Q: What signs should I keep an eye out for that might indicate it’s time to go to the vet?
A: Any sudden changes like excessive fatigue, loss of consciousness/coordination difficulty breathing; unusual active behavior; lack of appetite; sustained fever; open wounds, bites or infections – these are just some examples situation where seeking urgent veterinary attention might be necessary . Some conditions may require early intervention if they are serious enough and so keeping track of any unexplainable changes with your animal’s condition can help spot problems before they become irreversible issues. Check regularly the general hygiene of your pets such as eyes/ears/nose/coat – all this will help identify potential issues quickly before they get too severe.(Clearly state here when it’s ok to treat yourself vs when it’s time to see a vet )
Top 5 Facts about Diagnosing and Treating Pet’s Dog Ear Infections at Home
1. Recognizing the Signs of Dog Ear Infections: Diagnosing a pet’s ear infection can be tricky because many of the signs can also point to other issues. A thorough physical examination should be performed to determine if an infection is present or not. A veterinarian may use special instruments such as an otoscope to check for any signs of inflammation such as redness and swelling, as well as discharge and odor coming from the ear canal.
2. Use Home Remedies to Provide Relief: Before turning to prescribed medications, there are a few home remedies that may provide some relief while the pet is being seen by a vet.
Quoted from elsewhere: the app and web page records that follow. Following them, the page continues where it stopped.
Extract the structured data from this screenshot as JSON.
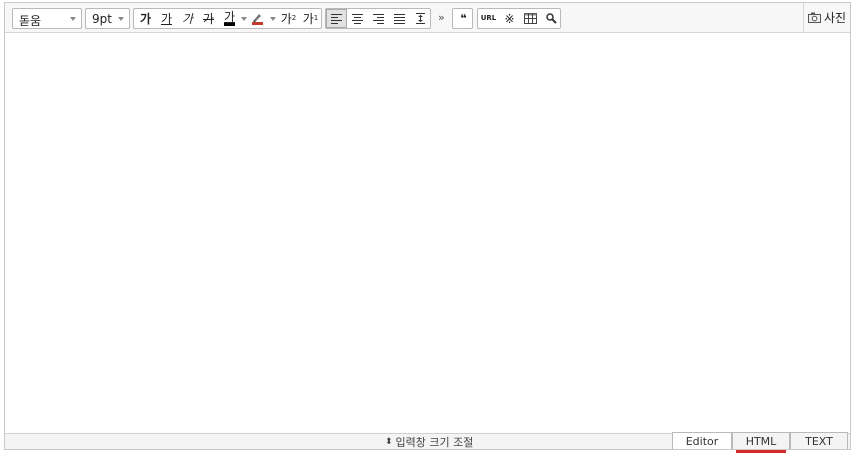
{
  "toolbar": {
    "font_family": "돋움",
    "font_size": "9pt",
    "format_buttons": [
      "가",
      "가",
      "가",
      "가",
      "가"
    ],
    "super_script": "가",
    "sub_script": "가",
    "more": "»",
    "quote": "❝",
    "url": "URL",
    "special_char": "※",
    "photo_label": "사진"
  },
  "bottom": {
    "resize_label": "입력창 크기 조절",
    "resize_icon": "⬍",
    "tabs": [
      {
        "label": "Editor"
      },
      {
        "label": "HTML"
      },
      {
        "label": "TEXT"
      }
    ],
    "active_tab_indicator_color": "#d62a2a"
  },
  "colors": {
    "font_color_bar": "#000000",
    "highlight_color": "#c0392b"
  }
}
Pet owners should never attempt to clean their dog’s ear themselves but they can apply warm compresses outside of the ear to help ease pain and reduce swelling. Many pet owners have also found success in using diluted apple cider vinegar in their dog’s ears, applying it with a cotton ball so that it reaches all parts of the affected area. This acidic solution helps keep bacteria in check, relieves itching and increases blood flow which speeds up healing time.
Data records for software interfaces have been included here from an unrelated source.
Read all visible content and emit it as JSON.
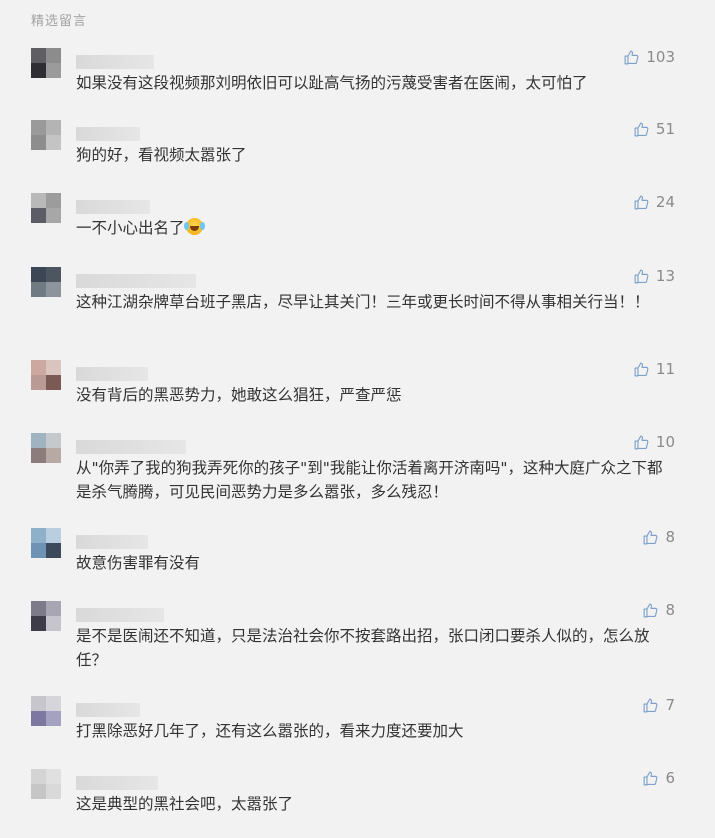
{
  "section_title": "精选留言",
  "comments": [
    {
      "likes": "103",
      "text": "如果没有这段视频那刘明依旧可以趾高气扬的污蔑受害者在医闹，太可怕了",
      "avatar_colors": [
        "#5f5f63",
        "#8c8c8c",
        "#2e2e33",
        "#9b9b9b"
      ]
    },
    {
      "likes": "51",
      "text": "狗的好，看视频太嚣张了",
      "avatar_colors": [
        "#9a9a9a",
        "#b4b4b4",
        "#8d8d8d",
        "#c4c4c4"
      ]
    },
    {
      "likes": "24",
      "text": "一不小心出名了",
      "emoji": "laughing-tears-emoji",
      "avatar_colors": [
        "#b9b9b9",
        "#9c9c9c",
        "#5c5c66",
        "#a7a7a7"
      ]
    },
    {
      "likes": "13",
      "text": "这种江湖杂牌草台班子黑店，尽早让其关门！三年或更长时间不得从事相关行当！！",
      "avatar_colors": [
        "#3d4654",
        "#4d5660",
        "#707a82",
        "#8e949c"
      ]
    },
    {
      "likes": "11",
      "text": "没有背后的黑恶势力，她敢这么猖狂，严查严惩",
      "avatar_colors": [
        "#cda8a0",
        "#d9c4bf",
        "#b99a94",
        "#7b5a55"
      ]
    },
    {
      "likes": "10",
      "text": "从\"你弄了我的狗我弄死你的孩子\"到\"我能让你活着离开济南吗\"，这种大庭广众之下都是杀气腾腾，可见民间恶势力是多么嚣张，多么残忍！",
      "avatar_colors": [
        "#9fb4c0",
        "#c5c9cc",
        "#8c7c7c",
        "#b8a9a4"
      ]
    },
    {
      "likes": "8",
      "text": "故意伤害罪有没有",
      "avatar_colors": [
        "#8fb0c9",
        "#b9cede",
        "#6e93b4",
        "#3c4a5c"
      ]
    },
    {
      "likes": "8",
      "text": "是不是医闹还不知道，只是法治社会你不按套路出招，张口闭口要杀人似的，怎么放任？",
      "avatar_colors": [
        "#7d7a8a",
        "#a8a6b2",
        "#3e3c48",
        "#c6c4cc"
      ]
    },
    {
      "likes": "7",
      "text": "打黑除恶好几年了，还有这么嚣张的，看来力度还要加大",
      "avatar_colors": [
        "#c6c6cc",
        "#d5d5da",
        "#7c78a2",
        "#a4a2c0"
      ]
    },
    {
      "likes": "6",
      "text": "这是典型的黑社会吧，太嚣张了",
      "avatar_colors": [
        "#d4d4d4",
        "#e0e0e0",
        "#c6c6c6",
        "#d9d9d9"
      ]
    }
  ]
}
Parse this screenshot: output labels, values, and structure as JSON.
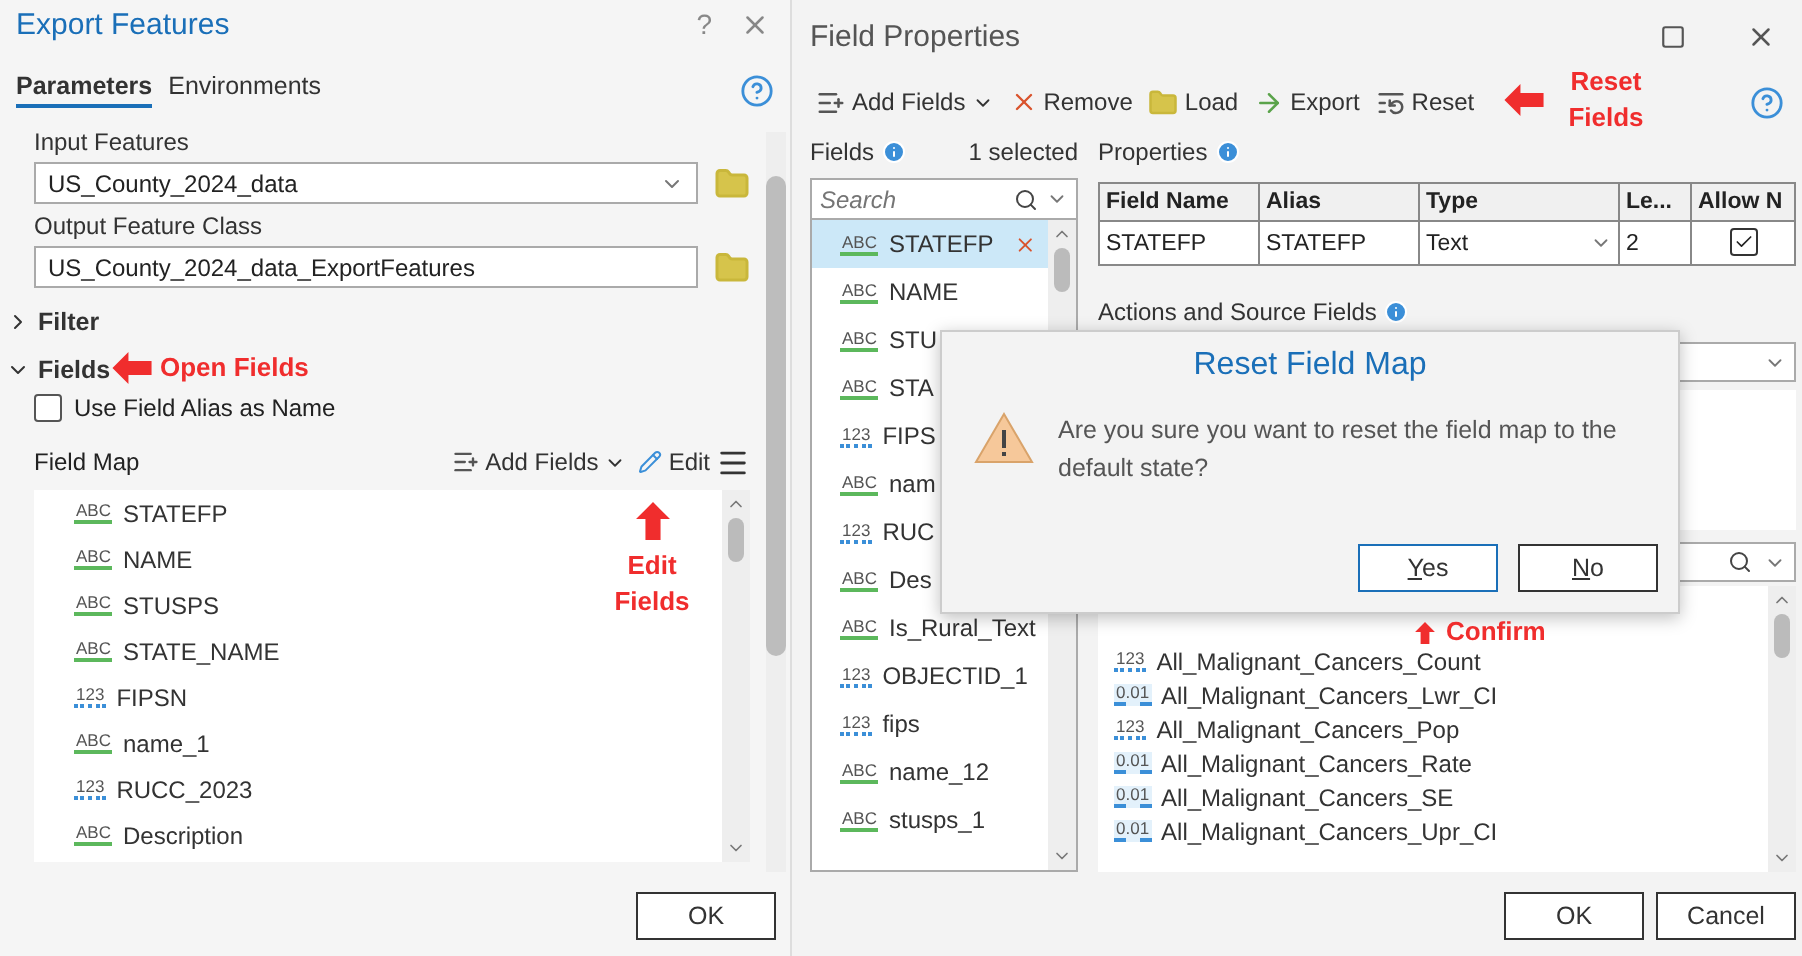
{
  "export_features": {
    "title": "Export Features",
    "help": "?",
    "tabs": [
      {
        "label": "Parameters",
        "selected": true
      },
      {
        "label": "Environments",
        "selected": false
      }
    ],
    "input_features": {
      "label": "Input Features",
      "value": "US_County_2024_data"
    },
    "output_feature_class": {
      "label": "Output Feature Class",
      "value": "US_County_2024_data_ExportFeatures"
    },
    "sections": [
      {
        "label": "Filter",
        "expanded": false
      },
      {
        "label": "Fields",
        "expanded": true
      }
    ],
    "use_alias": {
      "label": "Use Field Alias as Name",
      "checked": false
    },
    "field_map": {
      "label": "Field Map",
      "add_fields": "Add Fields",
      "edit": "Edit",
      "fields": [
        {
          "name": "STATEFP",
          "kind": "text",
          "type_icon": "ABC"
        },
        {
          "name": "NAME",
          "kind": "text",
          "type_icon": "ABC"
        },
        {
          "name": "STUSPS",
          "kind": "text",
          "type_icon": "ABC"
        },
        {
          "name": "STATE_NAME",
          "kind": "text",
          "type_icon": "ABC"
        },
        {
          "name": "FIPSN",
          "kind": "integer",
          "type_icon": "123"
        },
        {
          "name": "name_1",
          "kind": "text",
          "type_icon": "ABC"
        },
        {
          "name": "RUCC_2023",
          "kind": "integer",
          "type_icon": "123"
        },
        {
          "name": "Description",
          "kind": "text",
          "type_icon": "ABC"
        }
      ]
    },
    "ok": "OK"
  },
  "field_properties": {
    "title": "Field Properties",
    "toolbar": [
      {
        "label": "Add Fields",
        "kind": "add"
      },
      {
        "label": "Remove",
        "kind": "remove"
      },
      {
        "label": "Load",
        "kind": "load"
      },
      {
        "label": "Export",
        "kind": "export"
      },
      {
        "label": "Reset",
        "kind": "reset"
      }
    ],
    "fields_heading": "Fields",
    "selected_count": "1 selected",
    "search_placeholder": "Search",
    "fields": [
      {
        "name": "STATEFP",
        "kind": "text",
        "type_icon": "ABC",
        "selected": true
      },
      {
        "name": "NAME",
        "kind": "text",
        "type_icon": "ABC",
        "selected": false
      },
      {
        "name": "STU",
        "kind": "text",
        "type_icon": "ABC",
        "selected": false
      },
      {
        "name": "STA",
        "kind": "text",
        "type_icon": "ABC",
        "selected": false
      },
      {
        "name": "FIPS",
        "kind": "integer",
        "type_icon": "123",
        "selected": false
      },
      {
        "name": "nam",
        "kind": "text",
        "type_icon": "ABC",
        "selected": false
      },
      {
        "name": "RUC",
        "kind": "integer",
        "type_icon": "123",
        "selected": false
      },
      {
        "name": "Des",
        "kind": "text",
        "type_icon": "ABC",
        "selected": false
      },
      {
        "name": "Is_Rural_Text",
        "kind": "text",
        "type_icon": "ABC",
        "selected": false
      },
      {
        "name": "OBJECTID_1",
        "kind": "integer",
        "type_icon": "123",
        "selected": false
      },
      {
        "name": "fips",
        "kind": "integer",
        "type_icon": "123",
        "selected": false
      },
      {
        "name": "name_12",
        "kind": "text",
        "type_icon": "ABC",
        "selected": false
      },
      {
        "name": "stusps_1",
        "kind": "text",
        "type_icon": "ABC",
        "selected": false
      }
    ],
    "properties_heading": "Properties",
    "table": {
      "columns": [
        "Field Name",
        "Alias",
        "Type",
        "Le...",
        "Allow N"
      ],
      "row": {
        "field_name": "STATEFP",
        "alias": "STATEFP",
        "type": "Text",
        "length": "2",
        "allow_null": true
      }
    },
    "actions_heading": "Actions and Source Fields",
    "source_fields": [
      {
        "name": "All_Malignant_Cancers_Count",
        "kind": "integer",
        "type_icon": "123"
      },
      {
        "name": "All_Malignant_Cancers_Lwr_CI",
        "kind": "double",
        "type_icon": "0.01"
      },
      {
        "name": "All_Malignant_Cancers_Pop",
        "kind": "integer",
        "type_icon": "123"
      },
      {
        "name": "All_Malignant_Cancers_Rate",
        "kind": "double",
        "type_icon": "0.01"
      },
      {
        "name": "All_Malignant_Cancers_SE",
        "kind": "double",
        "type_icon": "0.01"
      },
      {
        "name": "All_Malignant_Cancers_Upr_CI",
        "kind": "double",
        "type_icon": "0.01"
      }
    ],
    "buttons": [
      "OK",
      "Cancel"
    ]
  },
  "dialog": {
    "title": "Reset Field Map",
    "message": "Are you sure you want to reset the field map to the default state?",
    "buttons": [
      {
        "label": "Yes",
        "selected": true
      },
      {
        "label": "No",
        "selected": false
      }
    ]
  },
  "annotations": [
    {
      "text": "Open Fields",
      "kind": "left"
    },
    {
      "text": "Edit Fields",
      "kind": "up"
    },
    {
      "text": "Reset Fields",
      "kind": "left"
    },
    {
      "text": "Confirm",
      "kind": "up"
    }
  ]
}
3. The Importance Proper Cleaning: Regularly cleaning your pet’s ears is one of the best preventative methods against excess moisture accumulation which leads to fungal or bacterial infections setting in; this needs to be done at least once per week unless otherwise instructed by a veterinarian for certain breed types or dogs prone to developing infections due excessive wax production or other skin conditions like allergies that affect these areas. Pet owners should use only approved solutions specifically made for cleaning dogs; anything else containing alcohol could cause irritation and drying out which could lead further complications down the line..
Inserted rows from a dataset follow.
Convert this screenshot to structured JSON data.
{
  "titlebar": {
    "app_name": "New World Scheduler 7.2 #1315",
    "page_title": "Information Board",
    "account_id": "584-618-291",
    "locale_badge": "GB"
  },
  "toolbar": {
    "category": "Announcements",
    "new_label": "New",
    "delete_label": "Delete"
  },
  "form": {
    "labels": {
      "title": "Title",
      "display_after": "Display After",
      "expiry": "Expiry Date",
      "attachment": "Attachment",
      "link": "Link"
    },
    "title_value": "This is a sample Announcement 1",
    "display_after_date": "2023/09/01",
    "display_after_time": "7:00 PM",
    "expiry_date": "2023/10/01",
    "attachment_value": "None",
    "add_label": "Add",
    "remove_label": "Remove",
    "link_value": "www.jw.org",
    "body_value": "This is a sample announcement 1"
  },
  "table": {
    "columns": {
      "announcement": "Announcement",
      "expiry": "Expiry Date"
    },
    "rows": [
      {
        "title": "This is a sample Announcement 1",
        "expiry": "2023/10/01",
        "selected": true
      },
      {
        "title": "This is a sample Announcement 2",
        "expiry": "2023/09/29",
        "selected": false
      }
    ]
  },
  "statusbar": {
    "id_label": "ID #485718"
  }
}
4. What Medications Are Used To Treat Ear Infections: Antibiotics are most commonly used when treating dog ear infections but anti-fungal medications may also be added depending on what type of game causing uncomfortable symptoms in your four-legged friend (bacteria vs fungus). Some vets might suggest steroidal options too if an underlying allergy is identified; topical medicines are typically more effective than oral ones so speak with your vet technician regarding what they recommend before starting any new treatment course recommended by them during each regularly scheduled appointment..
5 .Pay Attention To Aftercare: After hearing news that your pup has an infection, make sure you take extra measures when caring for them at home even after antibiotics have been givenand regular cleaning has been resumed – keeping ears dry, eliminating stressors and feeding proper diets helps maintain healthy flora/microbiomes so future problems do not continue arise again quickly! Additionally, monitor how often medications need replacing with veterinary guidance until balanced ecosystems inside their auditory structures remain intact under consistent maintenance routines from here forward ensuring optimal canine wellbeing ongoing basis over extended periods rapidly!